Play

Spend some time brainstorming a game idea with a friend. Try to draw out and explore their best ideas, and encourage them to suggest changes to your own, to make sure you’re both contributing equally.

Heart: The City Beneath RPG, by Grant Howitt & Christopher Taylor

16.24: Worldbuilding for Games

Your Hosts: Mary Robinette Kowal, Cassandra Khaw, Dan Wells, James L. Sutter, and Howard Tayler

Worldbuilding is one of our favorite topics, and it’s a domain in which game design and novel writing share a lot of territory. In this episode we talk about how much we love it, and how much we enjoy letting other people love it enough to do the heavy lifting for us.

Credits: This episode was recorded by Marshall Carr, Jr., and mastered by Alex Jackson

Play

Take a story or game that you’ve written and drop in a few casual allusions to names you’ve just made up—places, people, objects.

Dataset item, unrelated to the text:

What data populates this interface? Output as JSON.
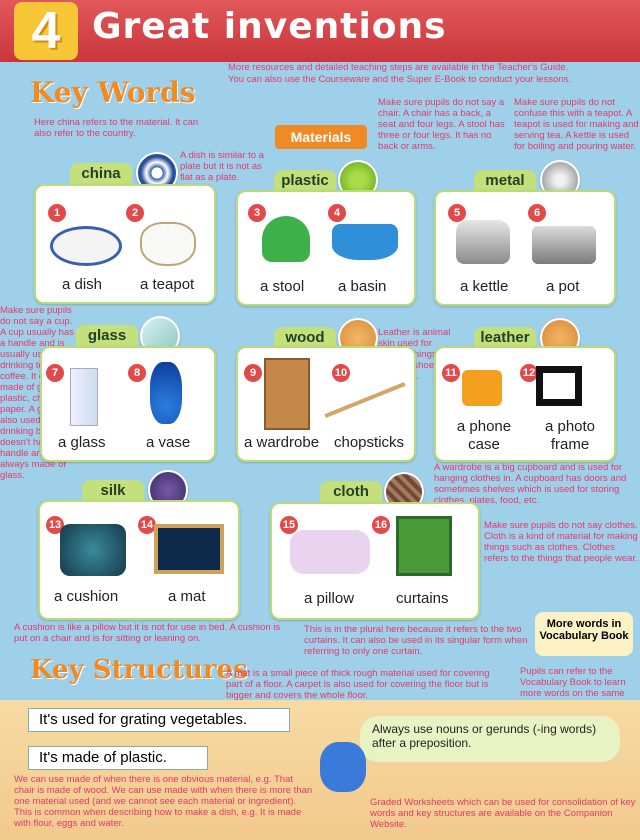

Don’t try to figure out what they are, just make the names as cool-sounding as you can—soultrees, the Babbling Throne, Kobishar the Unmoored. Then come back a week later and write a page of background on each of them.

The Dune RPG, from Modipheus Games

BONUS EPISODE! 2021 WXR Early-Bird Announcement

Your Hosts: Mary Robinette, Dongwon, and Dan

What’s this bonus episode thing?

Well, for starters IT’S URGENT, because as of this writing you have just ten more days to get the promised pricing for WXR at sea in 2021.

What ELSE is it? Well, this bonus episode describes the difference between workshops, retreats, and master classes. If you’ve attended WXR in the past, this episode will highlight what’s different this time around.

 

Play

Research different opportunities for master classes and workshops.

The Sin in the Steel, by Ryan Van Loan

16.23: Rules and Mechanics

Your Hosts: Mary Robinette Kowal, Cassandra Khaw, Dan Wells, James L. Sutter, and Howard Tayler

Let’s talk about how players interact with the mechanics of the game, and what kinds of requirements those might put on the writers.

Credits: This episode was recorded by Marshall Carr, Jr., and mastered by Alex Jackson

Play

Pick a game you’re familiar with and design three new rules elements for it. These could be new cards for Magic, new feats or character abilities for a TTRPG, new power-ups for Super Mario, etc.
Try to think through all the ways these could be fun, and then try to find ways a player could use them to totally break a story.

Disco Elysium

16.22: Scenes and Set Pieces

Your Hosts: Mary Robinette Kowal, Cassandra Khaw, Dan Wells, James L. Sutter, and Howard Tayler

Let’s have a discussion about scenes and set pieces, and let’s lead with this: prose writers often create longer pieces using scenes as building blocks, and in this thing writing for game design is very, very similar.

Scenes and set pieces are some of the most critical components in game design, and each of them must deliver several different things to the players in order to work well.

Credits: This episode was recorded by Marshall Carr, Jr., and mastered by Alex Jackson

Play

Design an encounter for a game you’ve enjoyed, hitting each of the following factors: setting, challenge, adversaries, rewards, and story development.

16.19: Intro to Roleplaying Games

Your Hosts: Mary Robinette Kowal, James L. Sutter, Dan Wells, Cassandra Khaw, and Howard Tayler

For the next eight episodes we’ll be talking about roleplaying games, and how that medium relates to writers, writing, career opportunities, and more. We’re led by James L. Sutter and Cassandra Khaw on this particular quest.

In this episode we lay some groundwork, define a few terms, and hopefully get you excited about looking at games in new and useful ways.

Credits: this episode was recorded by Marshall Carr, Jr., and mastered by Alex Jackson

Play

Spend some time playing a roleplaying game, either video game or tabletop. Take note of what’s fun and what’s not.